On June 19, 2013Natalie Wearstler answered the question:One of my favorite bookstores in Atlanta is Atlanta Vintage Books. From the outside, it doesn't look like much — it's located on Clairmont Road, in an unassuming building that looks nothing like the cookie-cutter Barnes and Noble outposts you'll find all over this city — but inside, it's a bibliophile's dream. Rare first-edition books, classic novels and current bestsellers fill the shelves, and the staff is always willing to help you hunt down a specific title or point you in the direction of a genre you're interested in. (On my last visit, I spent a solid hour looking through the titles in the "Music" section and left with a book filled with personal essays by famous musicians about the songwriting process.) One of my favorite things about shopping here is the Atlanta Vintage Books bumper sticker that gets tucked into your purchase when you check out. It's a little detail that adds to the charm.
A word of caution, though, for customers with allergies — the owners keep cats in the building. If you are allergic, your best bet would be to call the store and inquire about a specific title, then swing by to pick up your treasure.
On June 18, 2013Natalie Wearstler answered the question:Unless you enjoy maneuvering around amidst a high heat index and throngs of traffic everywhere you turn, I'd avoid booking a trip to Orlando in the summer and opt for early spring instead. March is an ideal time to visit for several reasons — the temperature is perfect, flowers are in bloom all around the city and if you play your cards right, you can skip the long lines that usually plague the city's famous theme parks (assuming you don't visit during spring break, of course).
Two other perks to visiting at this time of year: Spring training baseball games at the Disney Wide World of Sports complex and the Epcot International Flower and Garden Festival.
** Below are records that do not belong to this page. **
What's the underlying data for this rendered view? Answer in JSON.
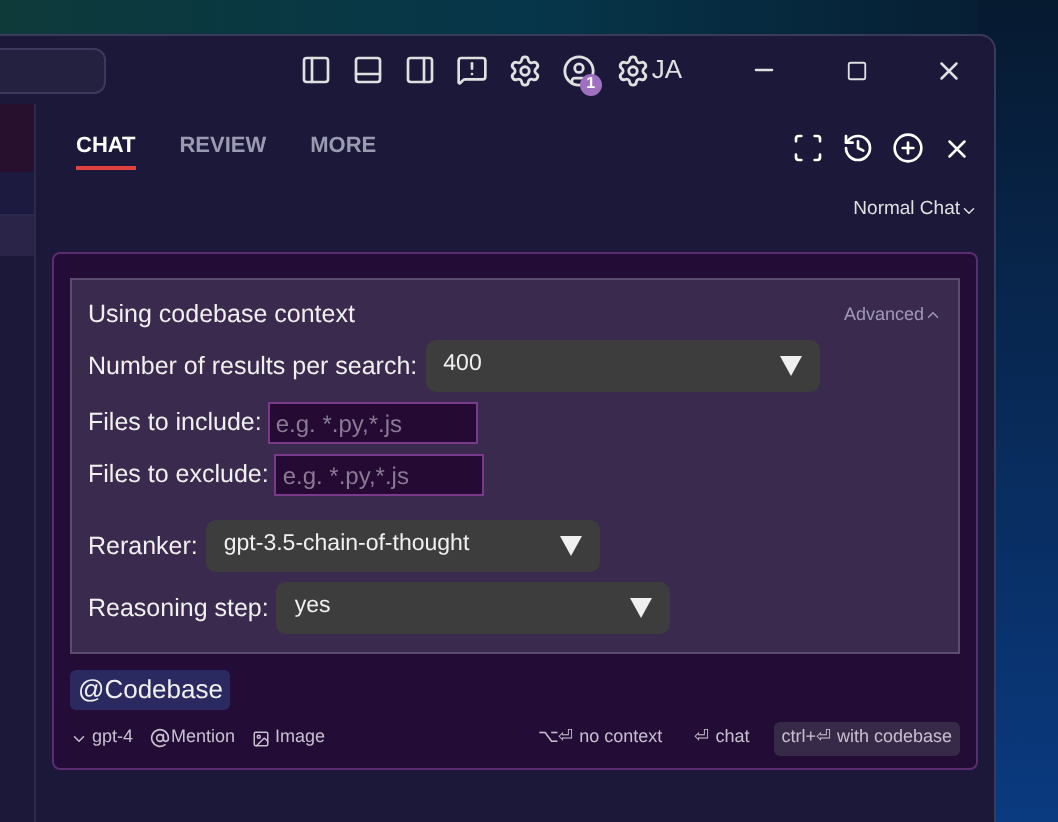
{
  "title_bar": {
    "user_initials": "JA",
    "notification_count": "1"
  },
  "tabs": [
    {
      "label": "CHAT",
      "selected": true
    },
    {
      "label": "REVIEW",
      "selected": false
    },
    {
      "label": "MORE",
      "selected": false
    }
  ],
  "mode": "Normal Chat",
  "context_panel": {
    "title": "Using codebase context",
    "advanced": "Advanced",
    "expanded": true,
    "fields": [
      {
        "kind": "select",
        "label": "Number of results per search:",
        "value": "400"
      },
      {
        "kind": "input",
        "label": "Files to include:",
        "placeholder": "e.g. *.py,*.js"
      },
      {
        "kind": "input",
        "label": "Files to exclude:",
        "placeholder": "e.g. *.py,*.js"
      },
      {
        "kind": "select",
        "label": "Reranker:",
        "value": "gpt-3.5-chain-of-thought"
      },
      {
        "kind": "select",
        "label": "Reasoning step:",
        "value": "yes"
      }
    ]
  },
  "mention_chip": "@Codebase",
  "footer": {
    "model": "gpt-4",
    "mention": "Mention",
    "image": "Image",
    "shortcuts": [
      {
        "label": "⌥⏎ no context",
        "selected": false
      },
      {
        "label": "⏎ chat",
        "selected": false
      },
      {
        "label": "ctrl+⏎ with codebase",
        "selected": true
      }
    ]
  }
}
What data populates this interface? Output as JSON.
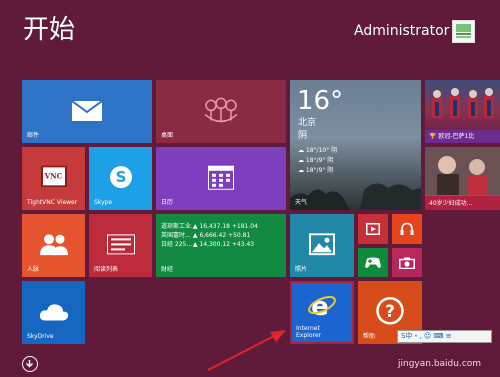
{
  "screen": {
    "title": "开始",
    "user_name": "Administrator"
  },
  "tiles": {
    "mail": {
      "label": "邮件",
      "color": "#2f73c7"
    },
    "desktop": {
      "label": "桌面",
      "color": "#8b2a45"
    },
    "weather": {
      "temperature": "16°",
      "city": "北京",
      "condition": "阴",
      "forecast": [
        {
          "icon": "cloud-icon",
          "text": "18°/10° 阴"
        },
        {
          "icon": "cloud-icon",
          "text": "18°/9° 阴"
        },
        {
          "icon": "cloud-icon",
          "text": "18°/9° 阴"
        }
      ],
      "label": "天气"
    },
    "news_sports": {
      "caption": "🏆 欧冠-巴萨1比"
    },
    "news_2": {
      "caption": "40岁少妇成功... "
    },
    "tightvnc": {
      "label": "TightVNC Viewer",
      "color": "#c53a3a"
    },
    "skype": {
      "label": "Skype",
      "color": "#1ea0e6"
    },
    "calendar": {
      "label": "日历",
      "color": "#7e3fbe"
    },
    "people": {
      "label": "人脉",
      "color": "#e5542f"
    },
    "reading_list": {
      "label": "阅读列表",
      "color": "#bb2b3b"
    },
    "finance": {
      "label": "财经",
      "color": "#138a42",
      "rows": [
        {
          "name": "道琼斯工业...",
          "value": "▲ 16,437.18 +181.04"
        },
        {
          "name": "英国富时...",
          "value": "▲ 6,666.42 +50.81"
        },
        {
          "name": "日经 225...",
          "value": "▲ 14,300.12 +43.43"
        }
      ]
    },
    "photos": {
      "label": "照片",
      "color": "#2189a7"
    },
    "video": {
      "color": "#c5303a"
    },
    "music": {
      "color": "#e4441e"
    },
    "games": {
      "color": "#0f8a3a"
    },
    "camera": {
      "color": "#b8275c"
    },
    "skydrive": {
      "label": "SkyDrive",
      "color": "#1466bf"
    },
    "ie": {
      "label": "Internet Explorer",
      "color": "#1c65d0"
    },
    "help": {
      "label": "帮助",
      "color": "#d64d1b"
    }
  },
  "overlays": {
    "ime_badge": "S中・, ☺ ⌨ ≡",
    "watermark": "jingyan.baidu.com"
  }
}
If you're only in the City Beautiful for one weekend, these two activities should make it onto your short to-do list.